TASK ITEM: Whenever an image turns up, omit it and return the remaining data exactly.

Extracted records:
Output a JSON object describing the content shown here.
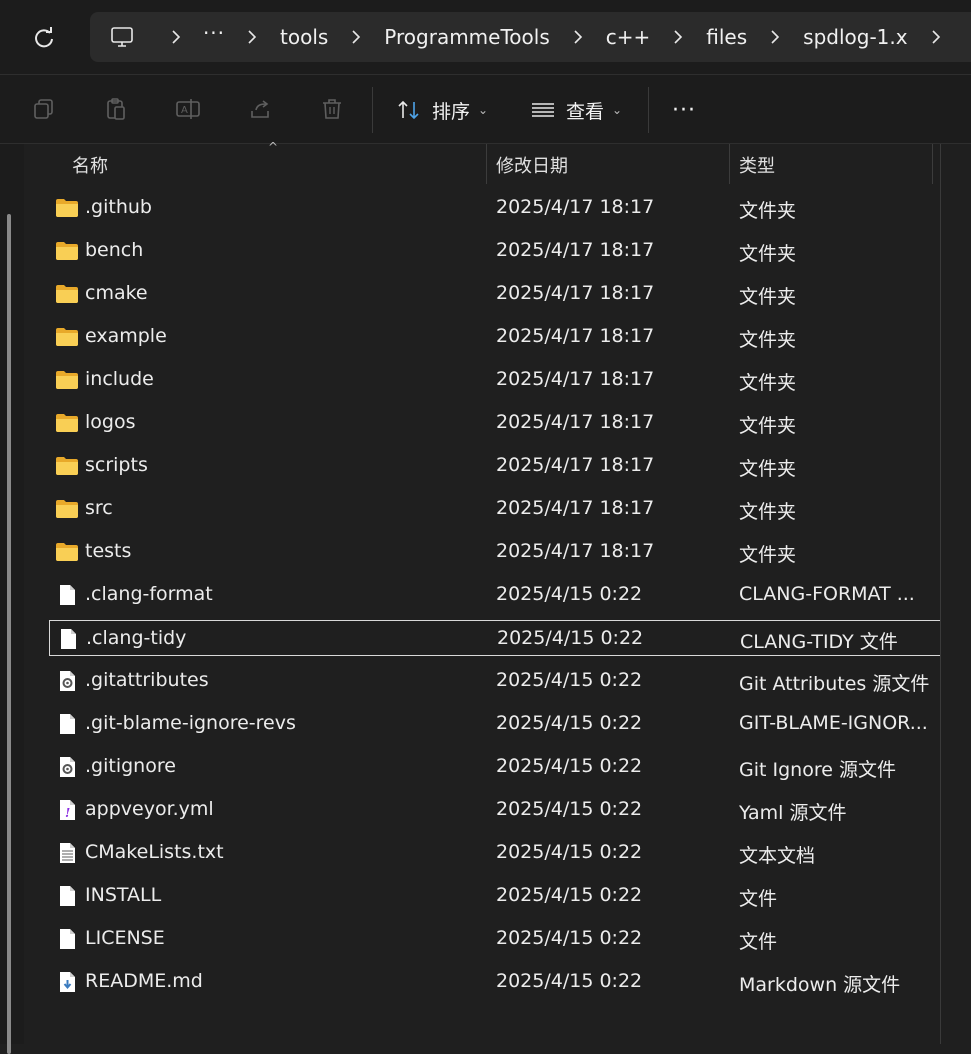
{
  "address": {
    "more": "···",
    "crumbs": [
      "tools",
      "ProgrammeTools",
      "c++",
      "files",
      "spdlog-1.x"
    ]
  },
  "toolbar": {
    "sort_label": "排序",
    "view_label": "查看",
    "more_label": "···"
  },
  "columns": {
    "name": "名称",
    "date": "修改日期",
    "type": "类型"
  },
  "files": [
    {
      "name": ".github",
      "date": "2025/4/17 18:17",
      "type": "文件夹",
      "icon": "folder-icon"
    },
    {
      "name": "bench",
      "date": "2025/4/17 18:17",
      "type": "文件夹",
      "icon": "folder-icon"
    },
    {
      "name": "cmake",
      "date": "2025/4/17 18:17",
      "type": "文件夹",
      "icon": "folder-icon"
    },
    {
      "name": "example",
      "date": "2025/4/17 18:17",
      "type": "文件夹",
      "icon": "folder-icon"
    },
    {
      "name": "include",
      "date": "2025/4/17 18:17",
      "type": "文件夹",
      "icon": "folder-icon"
    },
    {
      "name": "logos",
      "date": "2025/4/17 18:17",
      "type": "文件夹",
      "icon": "folder-icon"
    },
    {
      "name": "scripts",
      "date": "2025/4/17 18:17",
      "type": "文件夹",
      "icon": "folder-icon"
    },
    {
      "name": "src",
      "date": "2025/4/17 18:17",
      "type": "文件夹",
      "icon": "folder-icon"
    },
    {
      "name": "tests",
      "date": "2025/4/17 18:17",
      "type": "文件夹",
      "icon": "folder-icon"
    },
    {
      "name": ".clang-format",
      "date": "2025/4/15 0:22",
      "type": "CLANG-FORMAT ...",
      "icon": "file-icon"
    },
    {
      "name": ".clang-tidy",
      "date": "2025/4/15 0:22",
      "type": "CLANG-TIDY 文件",
      "icon": "file-icon",
      "selected": true
    },
    {
      "name": ".gitattributes",
      "date": "2025/4/15 0:22",
      "type": "Git Attributes 源文件",
      "icon": "config-file-icon"
    },
    {
      "name": ".git-blame-ignore-revs",
      "date": "2025/4/15 0:22",
      "type": "GIT-BLAME-IGNOR...",
      "icon": "file-icon"
    },
    {
      "name": ".gitignore",
      "date": "2025/4/15 0:22",
      "type": "Git Ignore 源文件",
      "icon": "config-file-icon"
    },
    {
      "name": "appveyor.yml",
      "date": "2025/4/15 0:22",
      "type": "Yaml 源文件",
      "icon": "yaml-file-icon"
    },
    {
      "name": "CMakeLists.txt",
      "date": "2025/4/15 0:22",
      "type": "文本文档",
      "icon": "text-file-icon"
    },
    {
      "name": "INSTALL",
      "date": "2025/4/15 0:22",
      "type": "文件",
      "icon": "file-icon"
    },
    {
      "name": "LICENSE",
      "date": "2025/4/15 0:22",
      "type": "文件",
      "icon": "file-icon"
    },
    {
      "name": "README.md",
      "date": "2025/4/15 0:22",
      "type": "Markdown 源文件",
      "icon": "markdown-file-icon"
    }
  ]
}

ANSWER BELOW:
Output a JSON object describing the content shown here.
{
  "address": {
    "more": "···",
    "crumbs": [
      "tools",
      "ProgrammeTools",
      "c++",
      "files",
      "spdlog-1.x"
    ]
  },
  "toolbar": {
    "sort_label": "排序",
    "view_label": "查看",
    "more_label": "···"
  },
  "columns": {
    "name": "名称",
    "date": "修改日期",
    "type": "类型"
  },
  "files": [
    {
      "name": ".github",
      "date": "2025/4/17 18:17",
      "type": "文件夹",
      "icon": "folder-icon"
    },
    {
      "name": "bench",
      "date": "2025/4/17 18:17",
      "type": "文件夹",
      "icon": "folder-icon"
    },
    {
      "name": "cmake",
      "date": "2025/4/17 18:17",
      "type": "文件夹",
      "icon": "folder-icon"
    },
    {
      "name": "example",
      "date": "2025/4/17 18:17",
      "type": "文件夹",
      "icon": "folder-icon"
    },
    {
      "name": "include",
      "date": "2025/4/17 18:17",
      "type": "文件夹",
      "icon": "folder-icon"
    },
    {
      "name": "logos",
      "date": "2025/4/17 18:17",
      "type": "文件夹",
      "icon": "folder-icon"
    },
    {
      "name": "scripts",
      "date": "2025/4/17 18:17",
      "type": "文件夹",
      "icon": "folder-icon"
    },
    {
      "name": "src",
      "date": "2025/4/17 18:17",
      "type": "文件夹",
      "icon": "folder-icon"
    },
    {
      "name": "tests",
      "date": "2025/4/17 18:17",
      "type": "文件夹",
      "icon": "folder-icon"
    },
    {
      "name": ".clang-format",
      "date": "2025/4/15 0:22",
      "type": "CLANG-FORMAT ...",
      "icon": "file-icon"
    },
    {
      "name": ".clang-tidy",
      "date": "2025/4/15 0:22",
      "type": "CLANG-TIDY 文件",
      "icon": "file-icon",
      "selected": true
    },
    {
      "name": ".gitattributes",
      "date": "2025/4/15 0:22",
      "type": "Git Attributes 源文件",
      "icon": "config-file-icon"
    },
    {
      "name": ".git-blame-ignore-revs",
      "date": "2025/4/15 0:22",
      "type": "GIT-BLAME-IGNOR...",
      "icon": "file-icon"
    },
    {
      "name": ".gitignore",
      "date": "2025/4/15 0:22",
      "type": "Git Ignore 源文件",
      "icon": "config-file-icon"
    },
    {
      "name": "appveyor.yml",
      "date": "2025/4/15 0:22",
      "type": "Yaml 源文件",
      "icon": "yaml-file-icon"
    },
    {
      "name": "CMakeLists.txt",
      "date": "2025/4/15 0:22",
      "type": "文本文档",
      "icon": "text-file-icon"
    },
    {
      "name": "INSTALL",
      "date": "2025/4/15 0:22",
      "type": "文件",
      "icon": "file-icon"
    },
    {
      "name": "LICENSE",
      "date": "2025/4/15 0:22",
      "type": "文件",
      "icon": "file-icon"
    },
    {
      "name": "README.md",
      "date": "2025/4/15 0:22",
      "type": "Markdown 源文件",
      "icon": "markdown-file-icon"
    }
  ]
}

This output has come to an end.